My first husband, Capt. Jerry Zimmer, was an F4B Phantom jet pilot, whose aircraft was shot down on August 29, 1969, approximately 20 miles South of Da Nang, Vietnam, after six months in country. Neither Jerry nor his navigator, 1st Lt. Al Graf, was able to eject, before the aircraft crashed into the Que Son Mountains. Initially Jerry and Al were classified as Killed in Action/No Body Recovered (KIA/NBR). Years later, both Marines were listed as MIA, along with other service members whose bodies were never recovered.
Jerry has been gone nearly a half century, and hope for recovering his remains had run out a long time ago. However, in recent years our family became involved with the Joint POW/MIA Accounting Command (JPAC), now merged with the Defense POW/MIA Accounting Agency (DPAA), and learned that Jerry’s and Al’s remains might, in fact, be recoverable, so we are doing everything possible to support their efforts to make this happen and bring our guys home where they belong.
NOTE: BLOG POSTS ARE NOT UPDATED, SO INFORMATION MAY HAVE CHANGED OVER TIME.
Archive for the ‘Moving Toward Vietnam Excavation’ Category
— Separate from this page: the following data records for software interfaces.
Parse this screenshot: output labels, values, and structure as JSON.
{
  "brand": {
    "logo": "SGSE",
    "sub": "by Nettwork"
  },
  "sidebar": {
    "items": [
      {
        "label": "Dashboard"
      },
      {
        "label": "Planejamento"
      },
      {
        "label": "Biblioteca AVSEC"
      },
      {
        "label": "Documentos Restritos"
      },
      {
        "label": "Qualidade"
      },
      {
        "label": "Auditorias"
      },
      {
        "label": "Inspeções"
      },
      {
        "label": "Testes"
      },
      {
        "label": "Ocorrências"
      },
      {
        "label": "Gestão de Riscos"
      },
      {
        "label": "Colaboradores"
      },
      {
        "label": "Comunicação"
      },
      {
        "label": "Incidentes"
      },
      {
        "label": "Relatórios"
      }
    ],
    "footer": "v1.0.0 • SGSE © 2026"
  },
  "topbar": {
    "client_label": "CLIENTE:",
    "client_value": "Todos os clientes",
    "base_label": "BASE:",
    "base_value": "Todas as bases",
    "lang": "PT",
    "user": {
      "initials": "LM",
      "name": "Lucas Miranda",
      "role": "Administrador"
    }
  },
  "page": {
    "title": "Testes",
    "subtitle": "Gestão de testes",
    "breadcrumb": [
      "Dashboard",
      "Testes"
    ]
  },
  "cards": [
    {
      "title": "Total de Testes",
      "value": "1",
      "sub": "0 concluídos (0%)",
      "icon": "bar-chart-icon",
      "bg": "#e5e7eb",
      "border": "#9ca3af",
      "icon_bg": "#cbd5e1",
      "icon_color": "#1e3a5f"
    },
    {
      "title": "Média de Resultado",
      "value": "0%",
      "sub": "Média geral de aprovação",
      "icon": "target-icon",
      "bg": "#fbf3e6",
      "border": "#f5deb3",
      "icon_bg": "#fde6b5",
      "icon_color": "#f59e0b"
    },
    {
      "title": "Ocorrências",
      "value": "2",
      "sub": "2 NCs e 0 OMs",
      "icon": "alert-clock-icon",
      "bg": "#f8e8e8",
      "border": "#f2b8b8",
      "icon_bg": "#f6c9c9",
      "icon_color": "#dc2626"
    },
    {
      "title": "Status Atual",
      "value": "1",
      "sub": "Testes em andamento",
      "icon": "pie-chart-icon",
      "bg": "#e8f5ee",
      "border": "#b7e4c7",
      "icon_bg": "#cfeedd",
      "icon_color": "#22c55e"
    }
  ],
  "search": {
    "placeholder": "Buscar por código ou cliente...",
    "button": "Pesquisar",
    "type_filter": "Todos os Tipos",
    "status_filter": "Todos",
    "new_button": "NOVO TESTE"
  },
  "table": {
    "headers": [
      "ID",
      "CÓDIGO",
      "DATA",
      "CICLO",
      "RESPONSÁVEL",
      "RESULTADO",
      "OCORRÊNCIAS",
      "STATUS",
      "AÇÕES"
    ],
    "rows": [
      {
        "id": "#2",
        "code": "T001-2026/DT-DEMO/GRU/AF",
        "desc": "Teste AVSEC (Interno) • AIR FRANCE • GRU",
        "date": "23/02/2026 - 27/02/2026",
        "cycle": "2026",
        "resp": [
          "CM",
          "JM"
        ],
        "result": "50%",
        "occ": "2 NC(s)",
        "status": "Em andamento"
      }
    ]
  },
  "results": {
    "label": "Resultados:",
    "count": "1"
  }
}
I have spent hundreds of hours researching and writing about Jerry’s case, and I knew of the possibilities and was prepared for JPACs findings. The site is still open, and a team will return in the future. But at the end of the day, there are no guarantees. There’s also a chance that Al’s remains may be found and not Jerry’s—or vice versa. There were two young men who lost their lives, and if one should return and not the other, we will have accomplished something good. I mean that from the bottom of my heart.
I have come to know the people at JPAC, both in Hawaii and at the Detachment level in Vietnam. They take their job of MIA recoveries very seriously. I have no doubt that everyone worked hard to find our loved ones, as they do for every other MIA family; therefore, I want to thank them for the enormous effort that each excavation involves. Read more
At this point, we know from our Vietnamese contacts that the site was not closed upon completion of the excavation. We also know that the team found more life support gear, which is consistent with what the JPAC investigative team found several months ago, prior to reopening the case. Otherwise, we are like everyone else, waiting to hear if any human remains were found.
While waiting is difficult, it’s also part of the overall process. My guess is that our case will not be completed soon. Having spent a lot of time conducting online research to learn about the ins and outs of repatriations from Vietnam, I know that JPACs Central Identification Laboratory in Hawaii is tasked with determining identifications of remains. They use a variety of techniques to reach a conclusion, derived from dental, osseous and historical evidence. In Jerry’s and Al’s case, we hope that the mitochondrial DNA that both mothers provided many years ago will eventually be able to assist the lab, should remains be found.
For me, the journey to find Jerry’s remains has been a labor of love. Jerry was the father of my son, Craig. In turn, Jerry was the son of wonderful parents—all our lives have continued to be interconnected for over 40 years, because we all loved Jerry. For me personally, coming to terms with Jerry’s death has been an interesting experience, to say the least—heartbreaking and encouraging. Periodically I’ve asked myself if I was looking for closure. The answer for me has always been, “no.” I closed Jerry out of my life many years ago, because that’s the only way I could go on. I had cried a million tears and ran away from the horror of losing Jerry in a horrific way that had no ending. I had a family that needed me, and they became my priority in life. Read more